TASK DETAILS >>
Whenever the string "title" turns up in a line below, that line should be copied.

··········

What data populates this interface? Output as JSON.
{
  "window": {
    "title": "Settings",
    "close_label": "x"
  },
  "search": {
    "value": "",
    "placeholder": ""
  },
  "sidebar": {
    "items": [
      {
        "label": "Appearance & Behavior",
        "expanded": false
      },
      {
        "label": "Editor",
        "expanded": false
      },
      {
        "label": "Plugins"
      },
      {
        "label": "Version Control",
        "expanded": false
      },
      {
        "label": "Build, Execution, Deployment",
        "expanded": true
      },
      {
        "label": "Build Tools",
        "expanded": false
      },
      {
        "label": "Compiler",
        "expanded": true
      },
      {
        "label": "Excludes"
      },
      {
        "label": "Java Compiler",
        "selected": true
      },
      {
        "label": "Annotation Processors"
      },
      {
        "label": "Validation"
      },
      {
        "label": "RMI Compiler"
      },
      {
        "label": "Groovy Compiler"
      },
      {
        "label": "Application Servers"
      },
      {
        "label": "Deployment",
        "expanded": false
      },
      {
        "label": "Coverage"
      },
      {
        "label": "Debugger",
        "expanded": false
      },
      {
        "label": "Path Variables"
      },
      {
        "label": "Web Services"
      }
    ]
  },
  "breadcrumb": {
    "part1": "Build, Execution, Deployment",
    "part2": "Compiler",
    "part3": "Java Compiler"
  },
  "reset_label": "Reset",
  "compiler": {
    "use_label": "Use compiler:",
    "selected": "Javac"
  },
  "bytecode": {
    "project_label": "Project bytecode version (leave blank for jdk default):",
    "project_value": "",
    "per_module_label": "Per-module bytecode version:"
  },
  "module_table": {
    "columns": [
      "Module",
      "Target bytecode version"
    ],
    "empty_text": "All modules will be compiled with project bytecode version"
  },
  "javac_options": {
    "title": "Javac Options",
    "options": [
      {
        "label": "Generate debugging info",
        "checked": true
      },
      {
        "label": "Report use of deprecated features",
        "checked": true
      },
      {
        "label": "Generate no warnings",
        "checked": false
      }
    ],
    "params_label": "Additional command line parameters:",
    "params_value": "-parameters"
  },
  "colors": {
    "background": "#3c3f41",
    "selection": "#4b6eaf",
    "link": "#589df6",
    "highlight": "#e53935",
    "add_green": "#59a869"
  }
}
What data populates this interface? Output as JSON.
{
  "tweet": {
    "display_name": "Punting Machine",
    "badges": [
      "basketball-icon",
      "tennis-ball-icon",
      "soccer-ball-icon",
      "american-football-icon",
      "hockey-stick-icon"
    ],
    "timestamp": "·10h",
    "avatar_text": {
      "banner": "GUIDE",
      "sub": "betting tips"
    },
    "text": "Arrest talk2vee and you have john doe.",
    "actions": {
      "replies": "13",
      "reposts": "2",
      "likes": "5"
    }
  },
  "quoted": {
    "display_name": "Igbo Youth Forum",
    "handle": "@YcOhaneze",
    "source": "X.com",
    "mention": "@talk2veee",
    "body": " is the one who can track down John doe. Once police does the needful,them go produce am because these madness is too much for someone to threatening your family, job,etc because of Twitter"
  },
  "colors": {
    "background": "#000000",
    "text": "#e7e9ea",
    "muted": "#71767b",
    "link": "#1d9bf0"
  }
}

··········

RESPONSE >>
    "title": "Settings",
    "title": "Javac Options",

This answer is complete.